It is starting to feel like Fall again, and I am reminded in no uncertain terms what it is to be a Vata dosha. I was much happier during the Spring and Summer, but now that the weather has turned to cold, windy, and dry, I am feeling the effect on my constitution, which is made of the same stuff. Let's take a look at the eternal dance of Nature and Dosha.

I have written about Ayurveda before, so this is a follow-up blog on Vata, since the season is upon us. I will talk in greater detail about the other two, Pitta and Kapha, in other blog entries.

Vata dosha is light, dry, and cold. In individuals who have this dosha as dominant (remember, we have all three doshas expressed in us, but to varying degrees), it gives one a distinctive appearance. Vata gives them the thin, light bone structure (Vatas are usually too tall or too short), as well as erratic, spacey and easily distracted mind. Their bones are often misshapen in some way - scoliosis, crooked teeth, flat feet: something will be going on with their solid structure, because energetically they are governed by the most subtle and mobile energy, which manifests physically this way. It is as if there is not enough solidity in them. I am a good example of a Vata!

When in a state of balance, people with Vata as their dominant dosha are a delight to be around - they are creative, fun, outgoing, capable of flashes of brilliance. Vatas are kept in that state of balance through a regular routine, a structured lifestyle, a bowl of nourishing soup, and humid, warm weather. But, when Fall comes, Vatas often feel the effects of not only the weather, but of too much work, irregular schedule, and irregular meals. The result? They become anxious, neurotic insomniacs. They shock their friends with their emaciated frames. The brilliant projects are either not finished, or some vital aspect is overlooked, forgotten, or misplaced. Too much talking, not enough substance!

And not just Vatas, everyone who feels the dryness in their crackly joints and dry skin, the stress of deadlines, the crash of energy in mid-afternoon, are experiencing this dosha being out of balance - bursts of frenetic energy interspersed with listlessness and fatigue.

Our Western culture has a lot of Vata-dominant types. I will write another post on Kaphas and Pittas, but suffice it to say for now that the dosha combinations I encounter most frequently in my Yoga classes are Vata-Pitta, Pitta-Vata, or Vata-Kapha, in that order. We are often attracted to things that imbalance us further, because "like" increases "like." Vatas love to move!

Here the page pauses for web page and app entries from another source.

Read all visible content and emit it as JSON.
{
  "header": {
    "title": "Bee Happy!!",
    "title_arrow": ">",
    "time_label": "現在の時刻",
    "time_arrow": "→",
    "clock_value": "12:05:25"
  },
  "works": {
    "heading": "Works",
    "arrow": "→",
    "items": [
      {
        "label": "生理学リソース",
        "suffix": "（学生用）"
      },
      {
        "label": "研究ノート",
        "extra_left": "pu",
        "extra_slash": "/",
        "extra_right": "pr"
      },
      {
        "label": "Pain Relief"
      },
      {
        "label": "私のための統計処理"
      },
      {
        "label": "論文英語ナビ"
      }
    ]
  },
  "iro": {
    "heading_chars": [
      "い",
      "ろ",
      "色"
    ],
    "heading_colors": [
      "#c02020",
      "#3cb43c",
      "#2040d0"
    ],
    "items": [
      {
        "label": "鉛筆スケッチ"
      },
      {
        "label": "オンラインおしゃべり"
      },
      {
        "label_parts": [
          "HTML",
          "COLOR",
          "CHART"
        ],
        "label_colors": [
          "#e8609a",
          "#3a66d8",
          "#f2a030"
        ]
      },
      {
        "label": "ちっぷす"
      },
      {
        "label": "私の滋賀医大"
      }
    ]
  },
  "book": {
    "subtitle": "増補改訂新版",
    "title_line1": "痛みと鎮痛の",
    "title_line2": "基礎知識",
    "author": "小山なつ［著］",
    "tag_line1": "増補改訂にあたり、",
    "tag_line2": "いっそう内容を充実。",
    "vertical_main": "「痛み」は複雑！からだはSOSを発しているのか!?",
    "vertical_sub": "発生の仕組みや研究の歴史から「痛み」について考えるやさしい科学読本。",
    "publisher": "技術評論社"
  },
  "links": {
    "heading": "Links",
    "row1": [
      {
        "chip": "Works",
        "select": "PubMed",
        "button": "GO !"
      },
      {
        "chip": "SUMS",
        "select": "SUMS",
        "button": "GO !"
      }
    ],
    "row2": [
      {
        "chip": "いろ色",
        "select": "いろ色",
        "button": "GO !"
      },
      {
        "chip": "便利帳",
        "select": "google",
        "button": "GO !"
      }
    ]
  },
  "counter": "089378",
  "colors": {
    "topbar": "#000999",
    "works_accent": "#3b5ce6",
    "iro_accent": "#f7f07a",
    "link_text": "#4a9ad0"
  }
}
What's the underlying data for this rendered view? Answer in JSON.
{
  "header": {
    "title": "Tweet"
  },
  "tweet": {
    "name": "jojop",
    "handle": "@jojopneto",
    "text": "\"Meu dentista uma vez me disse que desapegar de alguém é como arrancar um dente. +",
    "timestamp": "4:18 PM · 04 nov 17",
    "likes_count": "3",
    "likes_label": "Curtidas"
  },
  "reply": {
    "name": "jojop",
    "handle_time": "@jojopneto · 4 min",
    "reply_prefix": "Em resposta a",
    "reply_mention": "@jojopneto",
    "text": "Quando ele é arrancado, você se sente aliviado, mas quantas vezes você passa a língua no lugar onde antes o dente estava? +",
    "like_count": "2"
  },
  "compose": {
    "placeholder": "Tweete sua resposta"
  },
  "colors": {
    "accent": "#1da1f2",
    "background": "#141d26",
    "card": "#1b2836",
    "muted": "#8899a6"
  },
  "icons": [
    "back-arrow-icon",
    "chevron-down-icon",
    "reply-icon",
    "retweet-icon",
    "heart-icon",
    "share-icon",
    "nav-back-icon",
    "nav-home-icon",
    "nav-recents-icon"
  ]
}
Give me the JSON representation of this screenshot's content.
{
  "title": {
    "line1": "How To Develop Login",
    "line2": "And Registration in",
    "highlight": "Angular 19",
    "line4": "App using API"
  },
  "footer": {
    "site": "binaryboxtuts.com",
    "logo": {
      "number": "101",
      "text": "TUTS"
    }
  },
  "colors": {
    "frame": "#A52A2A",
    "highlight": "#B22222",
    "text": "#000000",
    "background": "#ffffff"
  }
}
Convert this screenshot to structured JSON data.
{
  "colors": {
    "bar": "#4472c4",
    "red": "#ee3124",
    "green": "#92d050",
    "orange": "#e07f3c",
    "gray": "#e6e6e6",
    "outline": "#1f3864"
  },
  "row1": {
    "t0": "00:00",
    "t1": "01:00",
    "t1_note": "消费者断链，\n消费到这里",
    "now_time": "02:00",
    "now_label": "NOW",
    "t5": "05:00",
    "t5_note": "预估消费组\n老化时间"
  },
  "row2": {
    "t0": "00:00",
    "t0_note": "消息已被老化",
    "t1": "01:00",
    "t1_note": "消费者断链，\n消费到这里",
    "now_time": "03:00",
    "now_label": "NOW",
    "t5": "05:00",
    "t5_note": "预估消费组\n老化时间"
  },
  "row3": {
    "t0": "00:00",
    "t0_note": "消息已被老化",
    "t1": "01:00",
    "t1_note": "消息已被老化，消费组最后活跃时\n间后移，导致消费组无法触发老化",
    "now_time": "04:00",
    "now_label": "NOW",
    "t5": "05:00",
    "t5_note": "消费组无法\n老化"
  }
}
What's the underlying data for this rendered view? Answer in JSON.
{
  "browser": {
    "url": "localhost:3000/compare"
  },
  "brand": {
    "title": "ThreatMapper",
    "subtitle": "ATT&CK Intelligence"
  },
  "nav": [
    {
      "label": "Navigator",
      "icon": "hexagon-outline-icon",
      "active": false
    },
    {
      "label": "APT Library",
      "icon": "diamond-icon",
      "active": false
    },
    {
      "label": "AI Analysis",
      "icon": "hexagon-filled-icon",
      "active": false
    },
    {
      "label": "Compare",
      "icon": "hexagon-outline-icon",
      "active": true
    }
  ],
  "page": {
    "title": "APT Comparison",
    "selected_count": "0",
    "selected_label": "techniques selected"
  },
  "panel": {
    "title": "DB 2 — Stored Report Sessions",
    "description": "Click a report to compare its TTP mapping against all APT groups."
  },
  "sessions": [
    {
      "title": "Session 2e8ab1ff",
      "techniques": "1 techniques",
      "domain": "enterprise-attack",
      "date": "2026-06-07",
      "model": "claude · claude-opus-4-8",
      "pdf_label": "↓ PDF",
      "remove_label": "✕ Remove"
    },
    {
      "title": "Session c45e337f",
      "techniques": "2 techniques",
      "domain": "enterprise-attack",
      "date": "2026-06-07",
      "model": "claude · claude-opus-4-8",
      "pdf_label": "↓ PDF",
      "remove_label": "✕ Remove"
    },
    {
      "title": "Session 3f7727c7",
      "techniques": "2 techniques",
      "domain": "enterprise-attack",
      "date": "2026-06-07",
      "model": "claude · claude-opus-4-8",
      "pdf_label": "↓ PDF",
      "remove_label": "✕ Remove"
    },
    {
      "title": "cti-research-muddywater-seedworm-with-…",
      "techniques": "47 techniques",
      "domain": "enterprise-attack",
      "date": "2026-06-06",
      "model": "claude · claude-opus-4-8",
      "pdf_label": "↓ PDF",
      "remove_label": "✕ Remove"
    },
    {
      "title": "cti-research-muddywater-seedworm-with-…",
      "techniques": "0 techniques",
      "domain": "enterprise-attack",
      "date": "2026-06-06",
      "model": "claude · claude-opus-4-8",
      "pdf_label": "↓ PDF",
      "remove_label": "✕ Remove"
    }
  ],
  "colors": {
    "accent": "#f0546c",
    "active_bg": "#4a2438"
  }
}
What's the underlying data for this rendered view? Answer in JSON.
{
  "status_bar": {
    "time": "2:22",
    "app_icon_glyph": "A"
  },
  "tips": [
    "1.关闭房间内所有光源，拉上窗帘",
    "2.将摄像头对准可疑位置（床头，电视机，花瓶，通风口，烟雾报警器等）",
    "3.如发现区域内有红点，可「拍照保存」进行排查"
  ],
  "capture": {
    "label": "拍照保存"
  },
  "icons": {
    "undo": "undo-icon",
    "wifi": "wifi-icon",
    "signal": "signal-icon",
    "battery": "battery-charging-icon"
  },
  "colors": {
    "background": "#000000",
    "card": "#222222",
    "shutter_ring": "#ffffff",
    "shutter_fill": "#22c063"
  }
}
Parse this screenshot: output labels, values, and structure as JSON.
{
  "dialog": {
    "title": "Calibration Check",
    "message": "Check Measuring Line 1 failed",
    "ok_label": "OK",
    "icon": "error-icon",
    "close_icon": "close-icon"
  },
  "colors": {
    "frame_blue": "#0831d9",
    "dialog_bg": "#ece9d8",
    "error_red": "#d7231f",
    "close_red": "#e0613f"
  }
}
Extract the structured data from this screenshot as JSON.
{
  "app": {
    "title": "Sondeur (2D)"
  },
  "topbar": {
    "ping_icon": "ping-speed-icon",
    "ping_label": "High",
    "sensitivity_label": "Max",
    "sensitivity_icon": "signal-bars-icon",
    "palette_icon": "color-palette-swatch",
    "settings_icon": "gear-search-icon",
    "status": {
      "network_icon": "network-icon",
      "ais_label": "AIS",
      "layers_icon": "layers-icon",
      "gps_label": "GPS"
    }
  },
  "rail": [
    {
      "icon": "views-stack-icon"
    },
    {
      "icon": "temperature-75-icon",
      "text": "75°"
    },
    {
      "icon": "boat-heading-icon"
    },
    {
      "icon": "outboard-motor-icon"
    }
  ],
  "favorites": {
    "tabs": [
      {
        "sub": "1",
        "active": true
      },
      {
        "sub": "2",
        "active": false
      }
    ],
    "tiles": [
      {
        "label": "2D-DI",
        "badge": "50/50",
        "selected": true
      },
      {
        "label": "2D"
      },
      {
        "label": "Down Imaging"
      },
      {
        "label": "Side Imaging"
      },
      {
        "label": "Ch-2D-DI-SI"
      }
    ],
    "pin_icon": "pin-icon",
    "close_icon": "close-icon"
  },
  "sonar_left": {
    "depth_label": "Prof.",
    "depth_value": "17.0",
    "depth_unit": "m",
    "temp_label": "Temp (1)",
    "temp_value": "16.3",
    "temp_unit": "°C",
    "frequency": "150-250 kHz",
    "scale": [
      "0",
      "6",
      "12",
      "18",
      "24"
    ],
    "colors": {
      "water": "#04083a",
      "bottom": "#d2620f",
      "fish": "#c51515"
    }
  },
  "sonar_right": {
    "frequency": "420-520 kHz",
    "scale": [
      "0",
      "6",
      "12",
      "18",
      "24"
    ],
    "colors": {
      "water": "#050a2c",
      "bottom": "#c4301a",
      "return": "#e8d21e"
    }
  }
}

They adore travel, change of scene, new hobbies, friends, new foods, ideas, things. But too much of that - and Vatas pay the price, especially when Nature around us is incarnation of Vata itself.

I rely on Ayurveda to steer me through this challenging time of the year. I fire up my sauna. I make a big pot of soup. I wear socks and apply warm oil to my skin. Sometimes I am unable to do much about the erratic schedule, but I at least try to go to bed on time. I try to save up some money to take a vacation to a warm place during the winter, when I am particularly vulnerable. I do Yoga with an emphasis on stress relief and relaxation.

Speaking of Yoga. Practices that are grounding, moderately paced, not too streneous but enough to build up some mild heat would be most helpful to easily-fatigued Vatas. Counting the breath or adding a mantra are great to focus the spacey Vata mind. Pranayamas that soothe anxieties are also very beneficial, such as Seetali or Nadi Shodhana, for which I have tutorials on my Youtube channel. Spending time on the ground (the floor) and moving Vata energy from its seat of accumulation in the colon with Apanasana, as well as keeping the legs and feet warm and their joints well-lubricated should get us all through the Vata season. Let's take a look at what I've lined up as my favorite Vata-pacifying Yoga in the video below. Join me!


Anna M.